### [Work instruction]
Could you output each line of the data that follows exactly?
━━━━━ Exercise data
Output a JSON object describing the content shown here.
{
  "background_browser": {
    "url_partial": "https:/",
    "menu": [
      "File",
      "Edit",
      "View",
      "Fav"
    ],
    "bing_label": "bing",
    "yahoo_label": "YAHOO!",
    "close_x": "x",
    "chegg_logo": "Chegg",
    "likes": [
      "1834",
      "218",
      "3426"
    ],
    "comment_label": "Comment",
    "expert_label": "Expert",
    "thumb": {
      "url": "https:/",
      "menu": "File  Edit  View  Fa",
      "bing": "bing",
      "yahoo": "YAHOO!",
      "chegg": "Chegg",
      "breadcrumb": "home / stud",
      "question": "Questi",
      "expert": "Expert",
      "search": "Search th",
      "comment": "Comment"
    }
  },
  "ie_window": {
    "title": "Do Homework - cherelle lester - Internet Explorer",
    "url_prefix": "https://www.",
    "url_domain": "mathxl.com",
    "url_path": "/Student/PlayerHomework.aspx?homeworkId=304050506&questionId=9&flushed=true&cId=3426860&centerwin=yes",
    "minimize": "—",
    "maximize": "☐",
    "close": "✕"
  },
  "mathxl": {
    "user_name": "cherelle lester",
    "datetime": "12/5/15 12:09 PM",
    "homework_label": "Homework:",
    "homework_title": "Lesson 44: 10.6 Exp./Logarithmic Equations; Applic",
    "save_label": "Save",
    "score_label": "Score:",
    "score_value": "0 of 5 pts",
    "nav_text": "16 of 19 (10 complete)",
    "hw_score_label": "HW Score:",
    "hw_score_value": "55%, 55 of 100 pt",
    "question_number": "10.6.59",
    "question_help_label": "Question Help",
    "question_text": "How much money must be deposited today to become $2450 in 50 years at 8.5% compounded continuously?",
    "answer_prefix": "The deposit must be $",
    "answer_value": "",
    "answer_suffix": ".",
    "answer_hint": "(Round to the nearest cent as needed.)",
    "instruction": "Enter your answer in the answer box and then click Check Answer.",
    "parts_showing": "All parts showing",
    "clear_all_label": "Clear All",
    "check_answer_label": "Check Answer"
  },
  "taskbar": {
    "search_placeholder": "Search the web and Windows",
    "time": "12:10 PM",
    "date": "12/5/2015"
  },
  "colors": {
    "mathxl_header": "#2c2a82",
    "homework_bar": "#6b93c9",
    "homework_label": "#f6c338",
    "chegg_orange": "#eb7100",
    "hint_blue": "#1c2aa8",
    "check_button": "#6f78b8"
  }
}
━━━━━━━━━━
### [Task answer]
Output a JSON object describing the content shown here.
{
  "background_browser": {
    "url_partial": "https:/",
    "menu": [
      "File",
      "Edit",
      "View",
      "Fav"
    ],
    "bing_label": "bing",
    "yahoo_label": "YAHOO!",
    "close_x": "x",
    "chegg_logo": "Chegg",
    "likes": [
      "1834",
      "218",
      "3426"
    ],
    "comment_label": "Comment",
    "expert_label": "Expert",
    "thumb": {
      "url": "https:/",
      "menu": "File  Edit  View  Fa",
      "bing": "bing",
      "yahoo": "YAHOO!",
      "chegg": "Chegg",
      "breadcrumb": "home / stud",
      "question": "Questi",
      "expert": "Expert",
      "search": "Search th",
      "comment": "Comment"
    }
  },
  "ie_window": {
    "title": "Do Homework - cherelle lester - Internet Explorer",
    "url_prefix": "https://www.",
    "url_domain": "mathxl.com",
    "url_path": "/Student/PlayerHomework.aspx?homeworkId=304050506&questionId=9&flushed=true&cId=3426860&centerwin=yes",
    "minimize": "—",
    "maximize": "☐",
    "close": "✕"
  },
  "mathxl": {
    "user_name": "cherelle lester",
    "datetime": "12/5/15 12:09 PM",
    "homework_label": "Homework:",
    "homework_title": "Lesson 44: 10.6 Exp./Logarithmic Equations; Applic",
    "save_label": "Save",
    "score_label": "Score:",
    "score_value": "0 of 5 pts",
    "nav_text": "16 of 19 (10 complete)",
    "hw_score_label": "HW Score:",
    "hw_score_value": "55%, 55 of 100 pt",
    "question_number": "10.6.59",
    "question_help_label": "Question Help",
    "question_text": "How much money must be deposited today to become $2450 in 50 years at 8.5% compounded continuously?",
    "answer_prefix": "The deposit must be $",
    "answer_value": "",
    "answer_suffix": ".",
    "answer_hint": "(Round to the nearest cent as needed.)",
    "instruction": "Enter your answer in the answer box and then click Check Answer.",
    "parts_showing": "All parts showing",
    "clear_all_label": "Clear All",
    "check_answer_label": "Check Answer"
  },
  "taskbar": {
    "search_placeholder": "Search the web and Windows",
    "time": "12:10 PM",
    "date": "12/5/2015"
  },
  "colors": {
    "mathxl_header": "#2c2a82",
    "homework_bar": "#6b93c9",
    "homework_label": "#f6c338",
    "chegg_orange": "#eb7100",
    "hint_blue": "#1c2aa8",
    "check_button": "#6f78b8"
  }
}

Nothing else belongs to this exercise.